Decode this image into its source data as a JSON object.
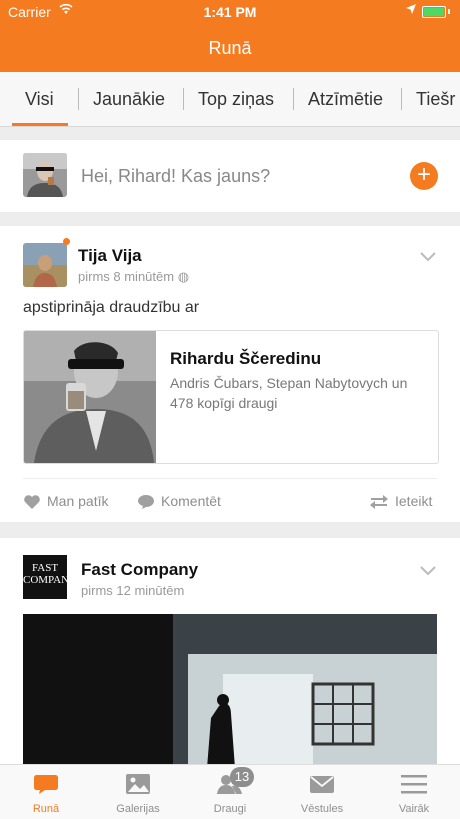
{
  "status_bar": {
    "carrier": "Carrier",
    "time": "1:41 PM"
  },
  "header": {
    "title": "Runā"
  },
  "tabs": [
    {
      "label": "Visi",
      "active": true
    },
    {
      "label": "Jaunākie"
    },
    {
      "label": "Top ziņas"
    },
    {
      "label": "Atzīmētie"
    },
    {
      "label": "Tiešr"
    }
  ],
  "compose": {
    "placeholder": "Hei, Rihard! Kas jauns?"
  },
  "post1": {
    "author": "Tija Vija",
    "time": "pirms 8 minūtēm",
    "text": "apstiprināja draudzību ar",
    "shared": {
      "name": "Rihardu Ščeredinu",
      "mutual": "Andris Čubars, Stepan Nabytovych un 478 kopīgi draugi"
    },
    "actions": {
      "like": "Man patīk",
      "comment": "Komentēt",
      "share": "Ieteikt"
    }
  },
  "post2": {
    "author": "Fast Company",
    "time": "pirms 12 minūtēm",
    "logo_text": "FAST COMPANY"
  },
  "bottom_nav": [
    {
      "label": "Runā",
      "icon": "chat-bubble-icon",
      "active": true
    },
    {
      "label": "Galerijas",
      "icon": "gallery-icon"
    },
    {
      "label": "Draugi",
      "icon": "friends-icon",
      "badge": "13"
    },
    {
      "label": "Vēstules",
      "icon": "mail-icon"
    },
    {
      "label": "Vairāk",
      "icon": "menu-icon"
    }
  ],
  "colors": {
    "accent": "#f47b20",
    "inactive": "#8e8e8e"
  }
}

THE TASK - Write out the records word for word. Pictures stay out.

REPLY TO THE TASK -
Decode this image into its source data as a JSON object.
{
  "status_bar": {
    "carrier": "Carrier",
    "time": "1:41 PM"
  },
  "header": {
    "title": "Runā"
  },
  "tabs": [
    {
      "label": "Visi",
      "active": true
    },
    {
      "label": "Jaunākie"
    },
    {
      "label": "Top ziņas"
    },
    {
      "label": "Atzīmētie"
    },
    {
      "label": "Tiešr"
    }
  ],
  "compose": {
    "placeholder": "Hei, Rihard! Kas jauns?"
  },
  "post1": {
    "author": "Tija Vija",
    "time": "pirms 8 minūtēm",
    "text": "apstiprināja draudzību ar",
    "shared": {
      "name": "Rihardu Ščeredinu",
      "mutual": "Andris Čubars, Stepan Nabytovych un 478 kopīgi draugi"
    },
    "actions": {
      "like": "Man patīk",
      "comment": "Komentēt",
      "share": "Ieteikt"
    }
  },
  "post2": {
    "author": "Fast Company",
    "time": "pirms 12 minūtēm",
    "logo_text": "FAST COMPANY"
  },
  "bottom_nav": [
    {
      "label": "Runā",
      "icon": "chat-bubble-icon",
      "active": true
    },
    {
      "label": "Galerijas",
      "icon": "gallery-icon"
    },
    {
      "label": "Draugi",
      "icon": "friends-icon",
      "badge": "13"
    },
    {
      "label": "Vēstules",
      "icon": "mail-icon"
    },
    {
      "label": "Vairāk",
      "icon": "menu-icon"
    }
  ],
  "colors": {
    "accent": "#f47b20",
    "inactive": "#8e8e8e"
  }
}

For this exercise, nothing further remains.